Some help in interpreting what national security officials really mean when they say words like “collect,” “relevant” and “minimize.”
Read artist Molly Crabapple’s dispatch from Guantánamo Bay prison (including its gift shop!), complete with gorgeous drawings. 
We aren’t actually allowed to know the full list of the groups with whom we are at war… that’s classified.
The issue and role of government surveillance has come up in two Chicago terrorism cases. 
The FAA has approved the first drones for commercial use in US airspace.
Fox News interviewed Reza Aslan and it didn’t go very well.
If you would like to receive this round-up as a weekly email, you can sign up through this form, or email me directly at torierosedeghett@gmail.com.
Photo: Homs, Syria. A government soldier stands in front of the Khaled Ibn al-Walid mosque, which Assad’s forces captured last Saturday. Check out the rest of this slideshow for images of the destruction wreaked upon the city of Homs. Sam Skaine/AFP/Getty

thepoliticalnotebook:

This Week in War. A Friday round-up of what happened and what’s been written in the world of war and military/security affairs this week. It’s a mix of news reports, policy briefs, blog posts and longform journalism. Subscribe here to receive this round-up by email.

If you would like to receive this round-up as a weekly email, you can sign up through this form, or email me directly at torierosedeghett@gmail.com.

Photo: Homs, Syria. A government soldier stands in front of the Khaled Ibn al-Walid mosque, which Assad’s forces captured last Saturday. Check out the rest of this slideshow for images of the destruction wreaked upon the city of Homs. Sam Skaine/AFP/Getty
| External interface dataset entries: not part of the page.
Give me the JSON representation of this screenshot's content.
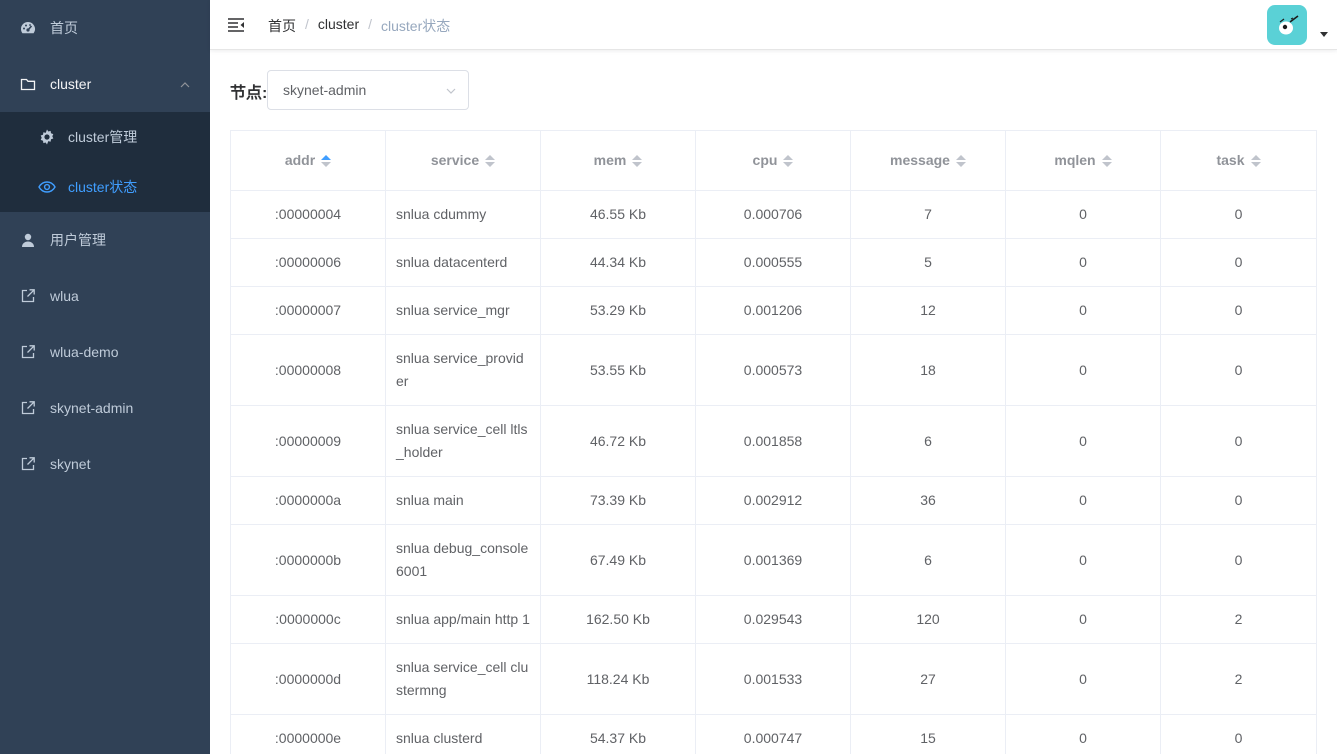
{
  "sidebar": {
    "home": "首页",
    "cluster": "cluster",
    "cluster_manage": "cluster管理",
    "cluster_status": "cluster状态",
    "user_manage": "用户管理",
    "links": [
      "wlua",
      "wlua-demo",
      "skynet-admin",
      "skynet"
    ]
  },
  "navbar": {
    "breadcrumb": [
      "首页",
      "cluster",
      "cluster状态"
    ],
    "separator": "/"
  },
  "filter": {
    "node_label": "节点:",
    "node_value": "skynet-admin"
  },
  "table": {
    "columns": [
      "addr",
      "service",
      "mem",
      "cpu",
      "message",
      "mqlen",
      "task"
    ],
    "sorted_column": "addr",
    "rows": [
      [
        ":00000004",
        "snlua cdummy",
        "46.55 Kb",
        "0.000706",
        "7",
        "0",
        "0"
      ],
      [
        ":00000006",
        "snlua datacenterd",
        "44.34 Kb",
        "0.000555",
        "5",
        "0",
        "0"
      ],
      [
        ":00000007",
        "snlua service_mgr",
        "53.29 Kb",
        "0.001206",
        "12",
        "0",
        "0"
      ],
      [
        ":00000008",
        "snlua service_provider",
        "53.55 Kb",
        "0.000573",
        "18",
        "0",
        "0"
      ],
      [
        ":00000009",
        "snlua service_cell ltls_holder",
        "46.72 Kb",
        "0.001858",
        "6",
        "0",
        "0"
      ],
      [
        ":0000000a",
        "snlua main",
        "73.39 Kb",
        "0.002912",
        "36",
        "0",
        "0"
      ],
      [
        ":0000000b",
        "snlua debug_console 6001",
        "67.49 Kb",
        "0.001369",
        "6",
        "0",
        "0"
      ],
      [
        ":0000000c",
        "snlua app/main http 1",
        "162.50 Kb",
        "0.029543",
        "120",
        "0",
        "2"
      ],
      [
        ":0000000d",
        "snlua service_cell clustermng",
        "118.24 Kb",
        "0.001533",
        "27",
        "0",
        "2"
      ],
      [
        ":0000000e",
        "snlua clusterd",
        "54.37 Kb",
        "0.000747",
        "15",
        "0",
        "0"
      ]
    ]
  },
  "colors": {
    "sidebar_bg": "#304156",
    "submenu_bg": "#1f2d3d",
    "active": "#409eff",
    "avatar_bg": "#5ad1d6"
  }
}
Amnesty International Ireland: Lethal force used by Egypt police

amnestyirelandfreespeech:

Evidence that the security forces have once again used unwarranted live fire and other excessive force underlines the crucial need for police reform, said Amnesty International after a weekend of violence left 90 dead.


Security forces used live rounds and tear gas to disperse supporters of…

The Pale - Butterfly - YouTube

Have not heard this song in years, but for some reason it came into my head out of nowhere yesterday. Wonderful stuff from my school days.